Sven and I have different philosophies when it comes to dishes. For instance, I load the silverware tray with the "business ends" poking up, so the part that touches the food gets clean. I also put a variety of utensils in each slot, because they can't stick together if there's only one spoon, one fork, one knife, etc. Sven says he doesn't like that, because it's harder to unload. While I can respect that, I'd rather the dishes get clean. Furthermore, Sven always manages to load the dishwasher in some crazy ninja way that prevents me from unrolling the bottom rack without dragging out the top one, meaning I have to unload the whole darned thing if I want a frying pan from the bottom left. Which I should do anyway. Don't judge me.

So who gets priority? The person who loads, or the person who unloads?

But the more important question: why do I care? In a sound, happy marriage, where I love my husband and he loves me, and we have two beautiful kids and adequate money coming in, two working cars and a nice house, why was I ready to scream at Sven today because he only washed spoons and knives and left all of the forks in the sink?

Is it human nature to look for conflict? Do we naturally look for the problems? Or is it just me?

I didn't mention it to Sven. (Yes, dear, I realize I'm mentioning it now, but only in an abstract, hypothetical way, not a critical one. You do the dishes just fine and I love you very much.) I unloaded the dishes, then loaded the dishwasher my way and started it. But I wondered: is this how those couples end up on Dr. Phil? You know, the ones where the man goes out and has an affair because his wife wouldn't ever let him fold the towels, because he "didn't do it right?" How many ways are there to fold towels?

Princess and Dexy are getting to the point that they are helping around the house. Dexy does it because he loves to help. He understands throwing things in the garbage, and does it so enthusiastically that we have to dig through our garbage to find forks, bowls, bills, and toys before taking it out. Princess is beginning to help because I'm making her. I stand over her for 10 minutes so she can do a job that takes me 30 seconds, but I tell myself I'm building her character.

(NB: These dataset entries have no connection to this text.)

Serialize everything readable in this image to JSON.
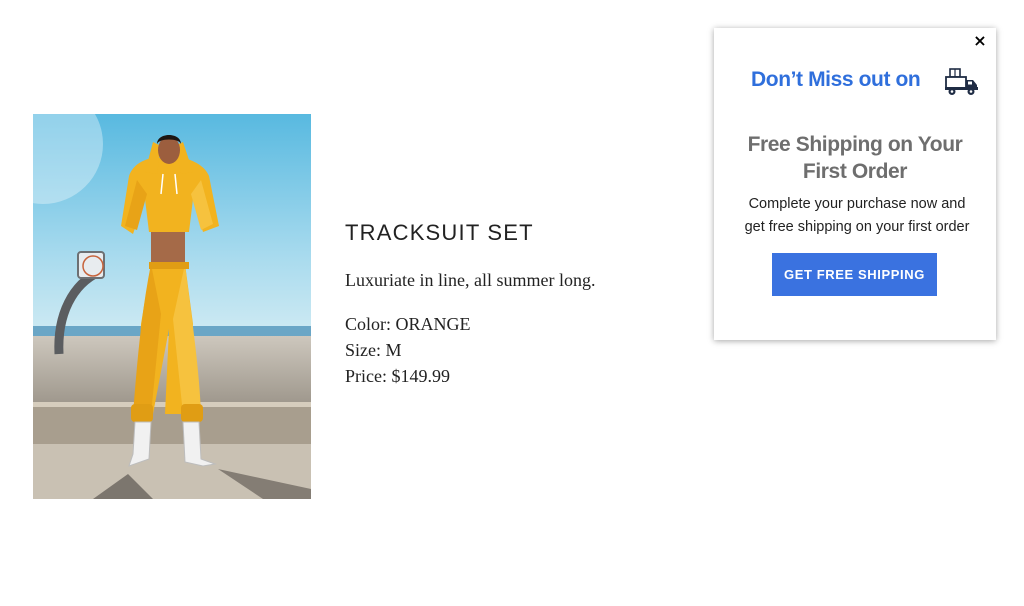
{
  "product": {
    "title": "TRACKSUIT SET",
    "tagline": "Luxuriate in line, all summer long.",
    "color_line": "Color: ORANGE",
    "size_line": "Size: M",
    "price_line": "Price: $149.99"
  },
  "popup": {
    "close_label": "×",
    "headline": "Don’t Miss out on",
    "subhead_line1": "Free Shipping on Your",
    "subhead_line2": "First Order",
    "body_line1": "Complete your purchase now and",
    "body_line2": "get free shipping on your first order",
    "cta_label": "GET FREE SHIPPING",
    "icon": "delivery-truck-icon"
  },
  "colors": {
    "accent_blue": "#2f6fdc",
    "button_blue": "#3a72e0",
    "subhead_gray": "#6e6e6e",
    "tracksuit_yellow": "#f2b31f"
  }
}
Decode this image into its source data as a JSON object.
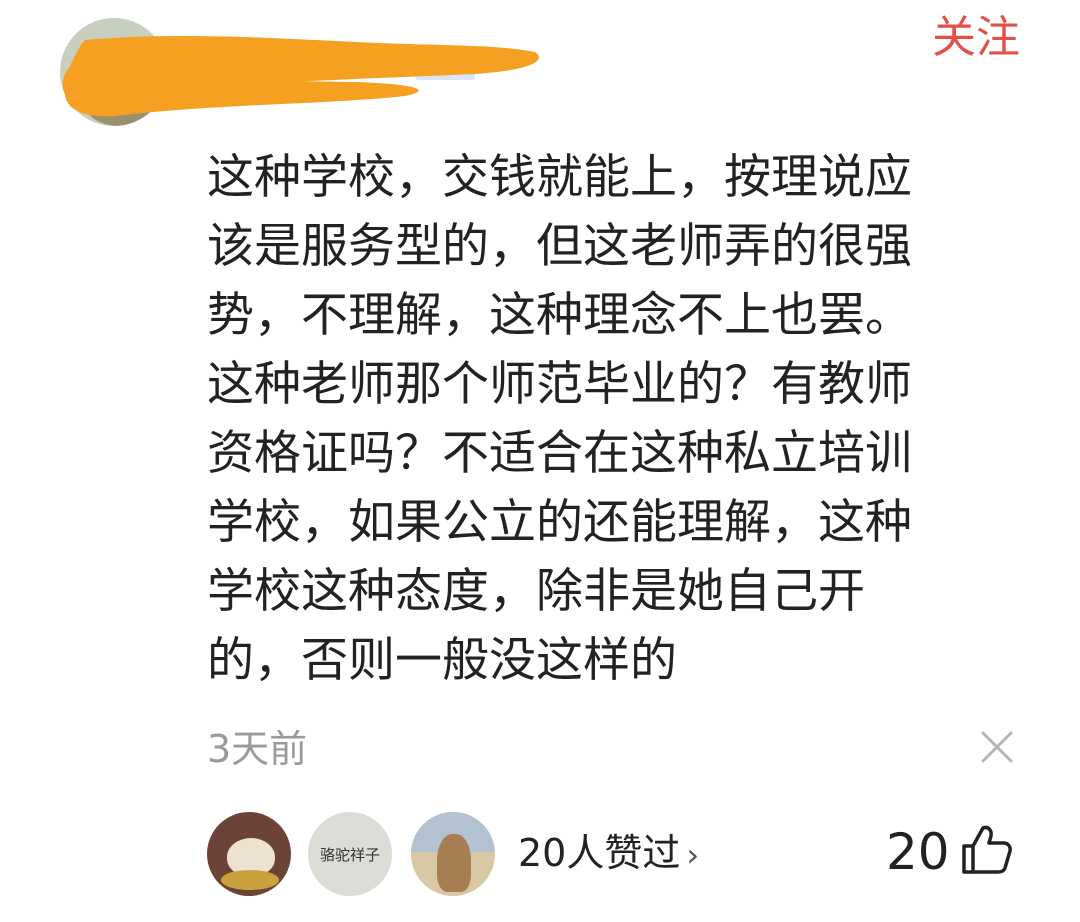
{
  "comment": {
    "follow_label": "关注",
    "text": "这种学校，交钱就能上，按理说应\n该是服务型的，但这老师弄的很强\n势，不理解，这种理念不上也罢。\n这种老师那个师范毕业的？有教师\n资格证吗？不适合在这种私立培训\n学校，如果公立的还能理解，这种\n学校这种态度，除非是她自己开\n的，否则一般没这样的",
    "timestamp": "3天前",
    "likers": [
      {
        "avatar_text": ""
      },
      {
        "avatar_text": "骆驼祥子"
      },
      {
        "avatar_text": ""
      }
    ],
    "likes_summary": "20人赞过",
    "likes_chevron": "›",
    "like_count": "20"
  },
  "colors": {
    "accent": "#e2504a",
    "redaction": "#f5a020",
    "text": "#222222",
    "muted": "#9a9a9a"
  },
  "icons": {
    "close": "close-icon",
    "like": "thumbs-up-icon",
    "chevron": "chevron-right-icon"
  }
}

But, it makes me happy that I really don't care how she puts the toys away, as long as it gets done. Maybe I'm making progress. I'm going to cancel that appointment with Dr. Phil...